Clean-up Wave or Clean-up Set – A wave or set of waves that break further offshore then normal and allow surfers to paddle out farther, thus “cleaning” out the group of surfers caught inside
Close-Out – When a wave breaks all the way down the line, breaking in every spot simultaneously, preventing a long ride
Curl – Section of the wave face that curls over, right before it breaks. Surfers try to stay as close to the curl as possible. It’s the most powerful part of the wave. To
Drop In on – To steal a wave out of turn (to snake a wave); or to ride down the face of the wave after catching the wave
Goofy Foot – Style where the right foot is placed in front of the left foot on the board
Regular Foot – Left foot forward
Grom – A young surfer
Groundswell – Waves that were generated from storms that were way offshore. These waves have traveled a greater distance to reach the shore than windswell waves, and are generally thicker, more powerful waves.
Hollow – Term used to describe a wave with a great tube section. The surfer can ride inside, completely covered up by the wave, without having it break on him. Like riding in a tunnel.
Impact Zone – Where the waves first break
Inside – Anywhere between the shore and a breaking wave
Kick Out – To go over or through the back of wave in order to end a ride

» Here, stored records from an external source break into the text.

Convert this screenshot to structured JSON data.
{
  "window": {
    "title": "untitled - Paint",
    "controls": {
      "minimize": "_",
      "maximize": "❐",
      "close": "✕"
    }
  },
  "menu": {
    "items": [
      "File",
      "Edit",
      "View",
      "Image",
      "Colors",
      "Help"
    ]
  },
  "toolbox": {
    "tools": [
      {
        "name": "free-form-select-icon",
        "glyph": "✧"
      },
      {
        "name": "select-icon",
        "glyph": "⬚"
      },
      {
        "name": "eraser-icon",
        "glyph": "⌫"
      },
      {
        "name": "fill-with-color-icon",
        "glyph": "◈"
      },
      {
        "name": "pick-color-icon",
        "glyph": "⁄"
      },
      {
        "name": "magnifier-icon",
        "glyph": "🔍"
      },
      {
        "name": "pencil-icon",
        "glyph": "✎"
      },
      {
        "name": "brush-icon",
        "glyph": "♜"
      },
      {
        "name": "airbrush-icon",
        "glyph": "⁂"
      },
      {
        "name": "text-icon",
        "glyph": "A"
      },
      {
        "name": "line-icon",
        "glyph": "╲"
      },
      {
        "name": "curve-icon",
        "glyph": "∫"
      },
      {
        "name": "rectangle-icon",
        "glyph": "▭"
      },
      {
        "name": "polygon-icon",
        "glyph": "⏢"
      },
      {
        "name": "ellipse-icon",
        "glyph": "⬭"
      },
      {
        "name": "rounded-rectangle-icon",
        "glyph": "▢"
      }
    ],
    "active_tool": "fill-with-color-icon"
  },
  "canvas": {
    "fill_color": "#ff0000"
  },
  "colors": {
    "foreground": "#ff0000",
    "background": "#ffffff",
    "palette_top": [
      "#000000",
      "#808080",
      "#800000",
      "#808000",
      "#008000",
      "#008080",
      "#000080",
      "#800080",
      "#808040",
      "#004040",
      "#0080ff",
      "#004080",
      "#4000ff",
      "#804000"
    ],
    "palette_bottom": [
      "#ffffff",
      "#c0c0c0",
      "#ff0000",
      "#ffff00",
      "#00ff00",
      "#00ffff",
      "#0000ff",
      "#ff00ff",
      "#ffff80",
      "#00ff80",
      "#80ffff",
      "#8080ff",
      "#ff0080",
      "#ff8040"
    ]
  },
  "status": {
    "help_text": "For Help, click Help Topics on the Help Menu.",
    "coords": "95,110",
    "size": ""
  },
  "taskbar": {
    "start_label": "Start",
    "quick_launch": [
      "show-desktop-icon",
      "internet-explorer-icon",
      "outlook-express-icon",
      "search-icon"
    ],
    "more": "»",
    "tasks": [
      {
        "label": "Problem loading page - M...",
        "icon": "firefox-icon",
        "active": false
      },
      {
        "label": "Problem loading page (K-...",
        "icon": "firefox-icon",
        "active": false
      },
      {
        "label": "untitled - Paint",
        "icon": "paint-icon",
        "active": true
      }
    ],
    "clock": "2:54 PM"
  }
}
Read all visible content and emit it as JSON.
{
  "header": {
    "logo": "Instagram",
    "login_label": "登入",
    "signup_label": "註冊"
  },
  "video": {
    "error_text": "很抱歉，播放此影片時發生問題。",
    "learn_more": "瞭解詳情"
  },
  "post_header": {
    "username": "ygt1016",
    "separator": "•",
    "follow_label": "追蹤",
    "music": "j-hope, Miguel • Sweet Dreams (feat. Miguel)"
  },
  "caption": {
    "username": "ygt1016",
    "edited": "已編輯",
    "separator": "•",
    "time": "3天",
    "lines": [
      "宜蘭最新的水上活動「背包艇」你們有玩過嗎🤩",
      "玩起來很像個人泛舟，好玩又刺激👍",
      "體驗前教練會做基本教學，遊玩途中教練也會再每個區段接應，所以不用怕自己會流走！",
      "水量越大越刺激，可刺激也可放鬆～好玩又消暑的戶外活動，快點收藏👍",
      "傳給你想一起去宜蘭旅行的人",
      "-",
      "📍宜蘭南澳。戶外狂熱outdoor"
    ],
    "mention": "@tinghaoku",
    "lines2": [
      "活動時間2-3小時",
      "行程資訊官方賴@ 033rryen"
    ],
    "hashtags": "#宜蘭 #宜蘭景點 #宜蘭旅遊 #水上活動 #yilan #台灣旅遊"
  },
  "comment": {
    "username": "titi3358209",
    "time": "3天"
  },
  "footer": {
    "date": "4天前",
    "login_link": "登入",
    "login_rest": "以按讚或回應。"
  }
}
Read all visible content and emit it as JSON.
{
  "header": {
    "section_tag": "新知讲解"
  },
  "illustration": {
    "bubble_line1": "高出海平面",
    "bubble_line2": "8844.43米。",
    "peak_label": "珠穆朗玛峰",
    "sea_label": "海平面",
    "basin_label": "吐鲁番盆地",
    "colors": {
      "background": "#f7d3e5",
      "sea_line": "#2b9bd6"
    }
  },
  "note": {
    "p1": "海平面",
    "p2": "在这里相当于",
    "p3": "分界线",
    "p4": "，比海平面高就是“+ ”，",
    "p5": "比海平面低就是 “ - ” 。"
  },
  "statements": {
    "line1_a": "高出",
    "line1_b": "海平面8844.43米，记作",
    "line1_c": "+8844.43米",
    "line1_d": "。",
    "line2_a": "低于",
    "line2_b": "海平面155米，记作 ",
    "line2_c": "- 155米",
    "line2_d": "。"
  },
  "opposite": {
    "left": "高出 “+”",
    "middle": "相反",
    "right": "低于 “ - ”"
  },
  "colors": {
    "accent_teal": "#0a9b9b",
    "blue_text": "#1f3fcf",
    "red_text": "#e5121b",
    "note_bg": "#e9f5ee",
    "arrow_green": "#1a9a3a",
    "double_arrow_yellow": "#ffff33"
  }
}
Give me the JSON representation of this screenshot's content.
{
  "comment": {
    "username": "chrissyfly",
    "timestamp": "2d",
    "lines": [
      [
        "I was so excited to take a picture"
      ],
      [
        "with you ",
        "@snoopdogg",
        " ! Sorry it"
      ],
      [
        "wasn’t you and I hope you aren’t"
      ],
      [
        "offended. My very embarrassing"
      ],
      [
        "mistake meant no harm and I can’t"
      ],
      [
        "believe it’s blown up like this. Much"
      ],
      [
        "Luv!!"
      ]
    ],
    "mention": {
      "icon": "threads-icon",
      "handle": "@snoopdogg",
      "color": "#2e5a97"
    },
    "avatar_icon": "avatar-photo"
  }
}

Kook – Derogatory term for a novice
Left – A wave breaking to the left, from the surfer’s perspective. From the beach a left is a right-breaking wave.
Lineup – The group of surfers waiting to take a wave
Lip – The top part where a wave is starting to break
Localism – Protection of surf spots by locals and/or the existence of well-established hierarchy on the waves based on experience and seniority
Mushy – Weak-breaking wave
Offshore – A wind from the shore blowing onto the ocean, usually resulting in great surf conditions
Outside – Waves that break out further than most are said to be “outside”
Over the Falls – A wipeout while going from the top to bottom of a wave
Pearl – To drive the nose of a board into the water
Point Break – An area where readable waves form around a piece of land or obstruction jutting out from the mainland, or a break forming around an island
Right – A wave breaking to the right from the surfer’s perspective. From the beach, a right is a left-breaking wave.
Set – A group of similar waves, usually used to describe a series of good waves Shoulder – The about-to-break portion of a wave; also called a corner
Swell – A group of waves coming onshore that were originally formed in deep waters by wind; also used to describe waves coming from a storm
Trim – Gliding across the wave face. To be in trim is to be in perfect harmony with the wave.
Trough – The bottom part of a wave that is not breaking
Turtle – A maneuver to get under a wave by flipping upside down while pulling the board underwater